■ GIVEN DATA ■

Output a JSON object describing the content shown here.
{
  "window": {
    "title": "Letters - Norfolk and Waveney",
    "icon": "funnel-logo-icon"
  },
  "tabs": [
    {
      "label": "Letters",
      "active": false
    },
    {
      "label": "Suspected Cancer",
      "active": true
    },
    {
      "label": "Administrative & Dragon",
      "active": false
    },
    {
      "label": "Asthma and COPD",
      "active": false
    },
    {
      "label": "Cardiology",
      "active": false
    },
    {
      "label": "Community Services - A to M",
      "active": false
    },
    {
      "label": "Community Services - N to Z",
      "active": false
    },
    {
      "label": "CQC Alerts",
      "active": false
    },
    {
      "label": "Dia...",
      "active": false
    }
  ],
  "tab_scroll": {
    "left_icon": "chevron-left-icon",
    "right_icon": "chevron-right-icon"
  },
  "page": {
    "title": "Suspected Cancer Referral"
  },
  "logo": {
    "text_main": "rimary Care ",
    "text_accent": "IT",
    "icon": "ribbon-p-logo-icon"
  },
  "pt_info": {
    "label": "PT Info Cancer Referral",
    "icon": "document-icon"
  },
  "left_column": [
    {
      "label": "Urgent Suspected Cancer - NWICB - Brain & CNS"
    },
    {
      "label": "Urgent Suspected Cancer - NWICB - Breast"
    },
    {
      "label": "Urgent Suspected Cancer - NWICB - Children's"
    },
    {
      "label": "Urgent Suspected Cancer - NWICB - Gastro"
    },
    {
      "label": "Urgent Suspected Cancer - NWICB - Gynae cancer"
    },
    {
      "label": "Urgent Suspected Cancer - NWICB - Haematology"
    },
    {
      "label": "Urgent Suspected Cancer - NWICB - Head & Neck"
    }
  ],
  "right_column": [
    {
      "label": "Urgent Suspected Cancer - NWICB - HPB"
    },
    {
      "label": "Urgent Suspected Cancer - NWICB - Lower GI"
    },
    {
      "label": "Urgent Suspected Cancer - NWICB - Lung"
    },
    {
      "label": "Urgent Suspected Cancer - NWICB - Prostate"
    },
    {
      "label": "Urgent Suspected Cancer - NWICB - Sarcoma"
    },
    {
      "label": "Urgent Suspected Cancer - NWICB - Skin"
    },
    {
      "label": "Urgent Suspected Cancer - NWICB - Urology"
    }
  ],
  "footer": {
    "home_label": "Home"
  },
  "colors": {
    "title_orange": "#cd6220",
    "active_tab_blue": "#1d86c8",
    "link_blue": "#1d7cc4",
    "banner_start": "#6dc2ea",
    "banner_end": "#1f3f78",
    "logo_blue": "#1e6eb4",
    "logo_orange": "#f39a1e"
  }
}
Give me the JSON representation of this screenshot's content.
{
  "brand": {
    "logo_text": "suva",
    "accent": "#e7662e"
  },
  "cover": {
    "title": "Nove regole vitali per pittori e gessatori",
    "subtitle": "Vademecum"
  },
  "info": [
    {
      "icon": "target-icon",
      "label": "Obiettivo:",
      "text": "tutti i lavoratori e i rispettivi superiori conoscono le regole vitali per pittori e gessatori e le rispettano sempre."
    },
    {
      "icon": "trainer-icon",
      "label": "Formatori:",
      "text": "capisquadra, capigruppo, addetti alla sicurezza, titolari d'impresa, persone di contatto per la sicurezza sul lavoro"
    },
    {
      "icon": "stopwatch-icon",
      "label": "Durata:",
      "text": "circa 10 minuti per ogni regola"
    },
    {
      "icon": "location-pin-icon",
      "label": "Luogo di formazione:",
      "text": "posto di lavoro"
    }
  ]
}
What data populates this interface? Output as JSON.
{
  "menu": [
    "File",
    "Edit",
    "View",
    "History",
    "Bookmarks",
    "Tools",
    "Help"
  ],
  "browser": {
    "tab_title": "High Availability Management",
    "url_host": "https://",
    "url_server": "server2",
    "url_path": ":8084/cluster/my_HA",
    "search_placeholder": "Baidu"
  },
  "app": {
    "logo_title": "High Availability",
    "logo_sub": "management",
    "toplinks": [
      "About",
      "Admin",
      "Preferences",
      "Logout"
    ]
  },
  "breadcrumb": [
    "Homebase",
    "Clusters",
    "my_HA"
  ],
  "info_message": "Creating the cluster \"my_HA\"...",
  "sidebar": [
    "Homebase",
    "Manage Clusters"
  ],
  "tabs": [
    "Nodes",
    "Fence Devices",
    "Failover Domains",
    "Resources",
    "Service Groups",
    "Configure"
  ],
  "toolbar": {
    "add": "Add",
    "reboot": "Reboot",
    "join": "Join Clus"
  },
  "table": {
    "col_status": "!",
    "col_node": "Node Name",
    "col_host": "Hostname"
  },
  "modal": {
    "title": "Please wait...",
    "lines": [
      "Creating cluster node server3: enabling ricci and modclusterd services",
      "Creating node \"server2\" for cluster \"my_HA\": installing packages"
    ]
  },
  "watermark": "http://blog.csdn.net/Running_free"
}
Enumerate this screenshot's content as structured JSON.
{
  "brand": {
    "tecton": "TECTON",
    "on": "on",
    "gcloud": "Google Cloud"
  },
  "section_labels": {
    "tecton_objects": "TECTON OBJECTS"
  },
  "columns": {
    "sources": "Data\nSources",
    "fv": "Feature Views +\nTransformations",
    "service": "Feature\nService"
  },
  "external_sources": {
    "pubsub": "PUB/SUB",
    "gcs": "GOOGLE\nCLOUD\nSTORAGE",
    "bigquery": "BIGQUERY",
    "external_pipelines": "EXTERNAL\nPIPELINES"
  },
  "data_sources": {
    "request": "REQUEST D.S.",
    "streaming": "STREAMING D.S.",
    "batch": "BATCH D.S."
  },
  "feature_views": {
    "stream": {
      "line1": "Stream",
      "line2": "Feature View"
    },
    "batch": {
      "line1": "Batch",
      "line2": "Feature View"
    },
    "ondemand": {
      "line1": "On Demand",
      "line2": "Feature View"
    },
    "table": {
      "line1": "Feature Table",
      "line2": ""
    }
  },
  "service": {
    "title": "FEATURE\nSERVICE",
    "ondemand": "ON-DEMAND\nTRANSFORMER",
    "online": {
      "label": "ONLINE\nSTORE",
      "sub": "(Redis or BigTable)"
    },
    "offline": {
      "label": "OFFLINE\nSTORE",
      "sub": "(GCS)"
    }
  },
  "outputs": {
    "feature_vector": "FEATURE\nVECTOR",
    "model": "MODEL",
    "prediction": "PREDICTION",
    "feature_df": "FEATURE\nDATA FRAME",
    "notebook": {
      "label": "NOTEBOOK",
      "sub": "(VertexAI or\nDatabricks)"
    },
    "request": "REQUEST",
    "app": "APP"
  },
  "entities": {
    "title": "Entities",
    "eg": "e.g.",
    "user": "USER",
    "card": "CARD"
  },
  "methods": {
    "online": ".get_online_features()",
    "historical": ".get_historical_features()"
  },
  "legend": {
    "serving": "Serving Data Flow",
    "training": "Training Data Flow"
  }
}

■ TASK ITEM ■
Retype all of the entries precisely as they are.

■ THE ANSWER ■
Output a JSON object describing the content shown here.
{
  "window": {
    "title": "Letters - Norfolk and Waveney",
    "icon": "funnel-logo-icon"
  },
  "tabs": [
    {
      "label": "Letters",
      "active": false
    },
    {
      "label": "Suspected Cancer",
      "active": true
    },
    {
      "label": "Administrative & Dragon",
      "active": false
    },
    {
      "label": "Asthma and COPD",
      "active": false
    },
    {
      "label": "Cardiology",
      "active": false
    },
    {
      "label": "Community Services - A to M",
      "active": false
    },
    {
      "label": "Community Services - N to Z",
      "active": false
    },
    {
      "label": "CQC Alerts",
      "active": false
    },
    {
      "label": "Dia...",
      "active": false
    }
  ],
  "tab_scroll": {
    "left_icon": "chevron-left-icon",
    "right_icon": "chevron-right-icon"
  },
  "page": {
    "title": "Suspected Cancer Referral"
  },
  "logo": {
    "text_main": "rimary Care ",
    "text_accent": "IT",
    "icon": "ribbon-p-logo-icon"
  },
  "pt_info": {
    "label": "PT Info Cancer Referral",
    "icon": "document-icon"
  },
  "left_column": [
    {
      "label": "Urgent Suspected Cancer - NWICB - Brain & CNS"
    },
    {
      "label": "Urgent Suspected Cancer - NWICB - Breast"
    },
    {
      "label": "Urgent Suspected Cancer - NWICB - Children's"
    },
    {
      "label": "Urgent Suspected Cancer - NWICB - Gastro"
    },
    {
      "label": "Urgent Suspected Cancer - NWICB - Gynae cancer"
    },
    {
      "label": "Urgent Suspected Cancer - NWICB - Haematology"
    },
    {
      "label": "Urgent Suspected Cancer - NWICB - Head & Neck"
    }
  ],
  "right_column": [
    {
      "label": "Urgent Suspected Cancer - NWICB - HPB"
    },
    {
      "label": "Urgent Suspected Cancer - NWICB - Lower GI"
    },
    {
      "label": "Urgent Suspected Cancer - NWICB - Lung"
    },
    {
      "label": "Urgent Suspected Cancer - NWICB - Prostate"
    },
    {
      "label": "Urgent Suspected Cancer - NWICB - Sarcoma"
    },
    {
      "label": "Urgent Suspected Cancer - NWICB - Skin"
    },
    {
      "label": "Urgent Suspected Cancer - NWICB - Urology"
    }
  ],
  "footer": {
    "home_label": "Home"
  },
  "colors": {
    "title_orange": "#cd6220",
    "active_tab_blue": "#1d86c8",
    "link_blue": "#1d7cc4",
    "banner_start": "#6dc2ea",
    "banner_end": "#1f3f78",
    "logo_blue": "#1e6eb4",
    "logo_orange": "#f39a1e"
  }
}
Give me the JSON representation of this screenshot's content.
{
  "brand": {
    "logo_text": "suva",
    "accent": "#e7662e"
  },
  "cover": {
    "title": "Nove regole vitali per pittori e gessatori",
    "subtitle": "Vademecum"
  },
  "info": [
    {
      "icon": "target-icon",
      "label": "Obiettivo:",
      "text": "tutti i lavoratori e i rispettivi superiori conoscono le regole vitali per pittori e gessatori e le rispettano sempre."
    },
    {
      "icon": "trainer-icon",
      "label": "Formatori:",
      "text": "capisquadra, capigruppo, addetti alla sicurezza, titolari d'impresa, persone di contatto per la sicurezza sul lavoro"
    },
    {
      "icon": "stopwatch-icon",
      "label": "Durata:",
      "text": "circa 10 minuti per ogni regola"
    },
    {
      "icon": "location-pin-icon",
      "label": "Luogo di formazione:",
      "text": "posto di lavoro"
    }
  ]
}
What data populates this interface? Output as JSON.
{
  "menu": [
    "File",
    "Edit",
    "View",
    "History",
    "Bookmarks",
    "Tools",
    "Help"
  ],
  "browser": {
    "tab_title": "High Availability Management",
    "url_host": "https://",
    "url_server": "server2",
    "url_path": ":8084/cluster/my_HA",
    "search_placeholder": "Baidu"
  },
  "app": {
    "logo_title": "High Availability",
    "logo_sub": "management",
    "toplinks": [
      "About",
      "Admin",
      "Preferences",
      "Logout"
    ]
  },
  "breadcrumb": [
    "Homebase",
    "Clusters",
    "my_HA"
  ],
  "info_message": "Creating the cluster \"my_HA\"...",
  "sidebar": [
    "Homebase",
    "Manage Clusters"
  ],
  "tabs": [
    "Nodes",
    "Fence Devices",
    "Failover Domains",
    "Resources",
    "Service Groups",
    "Configure"
  ],
  "toolbar": {
    "add": "Add",
    "reboot": "Reboot",
    "join": "Join Clus"
  },
  "table": {
    "col_status": "!",
    "col_node": "Node Name",
    "col_host": "Hostname"
  },
  "modal": {
    "title": "Please wait...",
    "lines": [
      "Creating cluster node server3: enabling ricci and modclusterd services",
      "Creating node \"server2\" for cluster \"my_HA\": installing packages"
    ]
  },
  "watermark": "http://blog.csdn.net/Running_free"
}
Enumerate this screenshot's content as structured JSON.
{
  "brand": {
    "tecton": "TECTON",
    "on": "on",
    "gcloud": "Google Cloud"
  },
  "section_labels": {
    "tecton_objects": "TECTON OBJECTS"
  },
  "columns": {
    "sources": "Data\nSources",
    "fv": "Feature Views +\nTransformations",
    "service": "Feature\nService"
  },
  "external_sources": {
    "pubsub": "PUB/SUB",
    "gcs": "GOOGLE\nCLOUD\nSTORAGE",
    "bigquery": "BIGQUERY",
    "external_pipelines": "EXTERNAL\nPIPELINES"
  },
  "data_sources": {
    "request": "REQUEST D.S.",
    "streaming": "STREAMING D.S.",
    "batch": "BATCH D.S."
  },
  "feature_views": {
    "stream": {
      "line1": "Stream",
      "line2": "Feature View"
    },
    "batch": {
      "line1": "Batch",
      "line2": "Feature View"
    },
    "ondemand": {
      "line1": "On Demand",
      "line2": "Feature View"
    },
    "table": {
      "line1": "Feature Table",
      "line2": ""
    }
  },
  "service": {
    "title": "FEATURE\nSERVICE",
    "ondemand": "ON-DEMAND\nTRANSFORMER",
    "online": {
      "label": "ONLINE\nSTORE",
      "sub": "(Redis or BigTable)"
    },
    "offline": {
      "label": "OFFLINE\nSTORE",
      "sub": "(GCS)"
    }
  },
  "outputs": {
    "feature_vector": "FEATURE\nVECTOR",
    "model": "MODEL",
    "prediction": "PREDICTION",
    "feature_df": "FEATURE\nDATA FRAME",
    "notebook": {
      "label": "NOTEBOOK",
      "sub": "(VertexAI or\nDatabricks)"
    },
    "request": "REQUEST",
    "app": "APP"
  },
  "entities": {
    "title": "Entities",
    "eg": "e.g.",
    "user": "USER",
    "card": "CARD"
  },
  "methods": {
    "online": ".get_online_features()",
    "historical": ".get_historical_features()"
  },
  "legend": {
    "serving": "Serving Data Flow",
    "training": "Training Data Flow"
  }
}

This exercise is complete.